I haven’t followed a magazine pattern in over a decade at this point, and I’ve almost never successfully finished a sweater that is knit in pieces (I think that honor goes to Demi, which I never wear, because as lovely as it is, it just doesn’t suit me), so this is going to be an adventure! I got tripped up by my lack of practice reading magazine-style pattern instructions (they’re…terse) and had to rip out my first attempt, but once I figured out what the pattern was asking me to do, it’s been smooth sailing! The stitch pattern is actually quite simple to memorize, so I can fly now!

Back to where I was on Perfin before I ripped it out because I was doing the decreases wrong.

I’m very curious how warm this sweater will actually be, given that it is mostly holes. But I like the look of the “mesh” (it reminds me of my Thalia shawl), and it IS wool, so I’m sure I’ll be able to wear it at least some of our colder months.

In a couple of weeks, we’ll be heading up to Wisconsin to visit my family, and I’m not sure what projects to bring with me – as much as I’d love to work on a sweater while I’m on vacation, I’m not sure that’s compatible with packing light, so my tentative plan is to knit as much as I can on sweaters until then, not touch my current Willow Cowl, and then work on Willow Cowls (since I have at least one other skein I’d like to turn into one) while I’m traveling. But we’ll see!



Gamaldags is all done! And it’s chilly enough today that I actually WANT to be wearing it!


Ravelry Project Page
Pattern: Gamaldags by Hélène Magnússon
Yarn: Lettlopi in Ash Grey, Spring Green Heather, Glacier Blue Heather, and custom-dyed hot pink, red, and yellow yarns from The Icelandic Knitter
Needles: Size 7 for the stockinette portions, and size 6 for the ribbing.
Time to knit: Just over 1 month


I am really happy with how it turned out. I experimented with a new-to-me button band finish this time; for the band with buttonholes, I used Kate Davies style i-cord button holes, which matched nicely with the i-cord bind-off I’d done on the button band. I really like the look of 1×1 rib bound off with a 2 stitch i-cord, and I’m really happy with how neat the buttonholes look, too!


The other thing I love is the 1×1 rib folded neckband, which is something I’ve added to a few other sweaters because I just love it so much – it looks great, but it’s also so very comfortable for me to wear! I really enjoy the little bit of added weight (hey, my kid didn’t get her Sensory Processing Disorder and need for deep pressure from nowhere!), and it feels sturdy without reducing the stretch.

1x1 rib neckline plus added shortrows

In that picture, you can also see where I added a set of short rows in the yellow + green stripe section just below the neckband.
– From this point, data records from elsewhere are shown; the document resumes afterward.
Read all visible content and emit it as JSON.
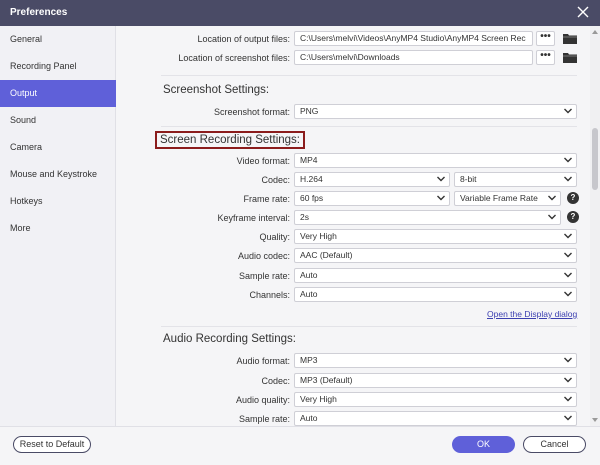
{
  "window": {
    "title": "Preferences"
  },
  "sidebar": {
    "items": [
      {
        "label": "General"
      },
      {
        "label": "Recording Panel"
      },
      {
        "label": "Output"
      },
      {
        "label": "Sound"
      },
      {
        "label": "Camera"
      },
      {
        "label": "Mouse and Keystroke"
      },
      {
        "label": "Hotkeys"
      },
      {
        "label": "More"
      }
    ],
    "active": "Output"
  },
  "output_files": {
    "location_output_label": "Location of output files:",
    "location_output_value": "C:\\Users\\melvi\\Videos\\AnyMP4 Studio\\AnyMP4 Screen Rec",
    "location_screenshot_label": "Location of screenshot files:",
    "location_screenshot_value": "C:\\Users\\melvi\\Downloads",
    "browse_label": "•••"
  },
  "screenshot_settings": {
    "title": "Screenshot Settings:",
    "format_label": "Screenshot format:",
    "format_value": "PNG"
  },
  "screen_recording_settings": {
    "title": "Screen Recording Settings:",
    "video_format_label": "Video format:",
    "video_format_value": "MP4",
    "codec_label": "Codec:",
    "codec_value": "H.264",
    "bit_depth_value": "8-bit",
    "frame_rate_label": "Frame rate:",
    "frame_rate_value": "60 fps",
    "frame_rate_mode_value": "Variable Frame Rate",
    "keyframe_label": "Keyframe interval:",
    "keyframe_value": "2s",
    "quality_label": "Quality:",
    "quality_value": "Very High",
    "audio_codec_label": "Audio codec:",
    "audio_codec_value": "AAC (Default)",
    "sample_rate_label": "Sample rate:",
    "sample_rate_value": "Auto",
    "channels_label": "Channels:",
    "channels_value": "Auto",
    "display_dialog_link": "Open the Display dialog"
  },
  "audio_recording_settings": {
    "title": "Audio Recording Settings:",
    "audio_format_label": "Audio format:",
    "audio_format_value": "MP3",
    "codec_label": "Codec:",
    "codec_value": "MP3 (Default)",
    "audio_quality_label": "Audio quality:",
    "audio_quality_value": "Very High",
    "sample_rate_label": "Sample rate:",
    "sample_rate_value": "Auto"
  },
  "help_glyph": "?",
  "footer": {
    "reset_label": "Reset to Default",
    "ok_label": "OK",
    "cancel_label": "Cancel"
  },
  "colors": {
    "titlebar": "#4a4b66",
    "accent": "#5f60d9",
    "highlight_box": "#8b1c1c"
  }
}
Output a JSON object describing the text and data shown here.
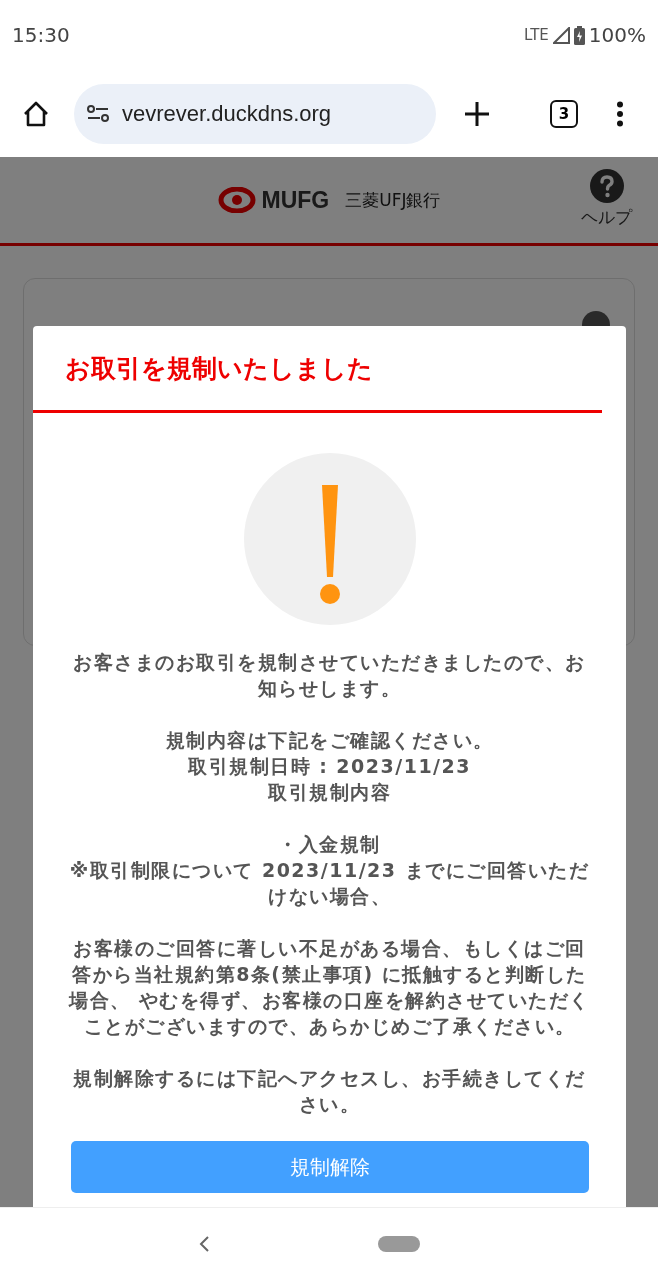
{
  "status_bar": {
    "time": "15:30",
    "network": "LTE",
    "battery": "100%"
  },
  "browser": {
    "url": "vevrever.duckdns.org",
    "tab_count": "3"
  },
  "header": {
    "logo_text": "MUFG",
    "bank_name": "三菱UFJ銀行",
    "help_label": "ヘルプ"
  },
  "modal": {
    "title": "お取引を規制いたしました",
    "paragraphs": [
      [
        "お客さまのお取引を規制させていただきましたので、お知らせします。"
      ],
      [
        "規制内容は下記をご確認ください。",
        "取引規制日時 : 2023/11/23",
        "取引規制内容"
      ],
      [
        "・入金規制",
        "※取引制限について 2023/11/23 までにご回答いただけない場合、"
      ],
      [
        "お客様のご回答に著しい不足がある場合、もしくはご回答から当社規約第8条(禁止事項) に抵触すると判断した場合、 やむを得ず、お客様の口座を解約させていただくことがございますので、あらかじめご了承ください。"
      ],
      [
        "規制解除するには下記へアクセスし、お手続きしてください。"
      ]
    ],
    "button": "規制解除"
  }
}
I *really* hate necklines that sag in the back (and remain eternally confused by tops and dresses with v-backs or scoop-backs…like, the thought of wearing a top like that literally sends shivers down my spine!) so I’ve learned that I sometimes need to stick in an extra set of short rows just below the neckband to counteract that.

Yay, Gamaldags!

I think this is a sweater that will get worn quite a bit in the colder month. The light grey combined with the bright colors fits into my wardrobe really well; the light blue, light green, and hot pink in particular are colors I wear frequently, and this sweater matches ALL of those. Hooray!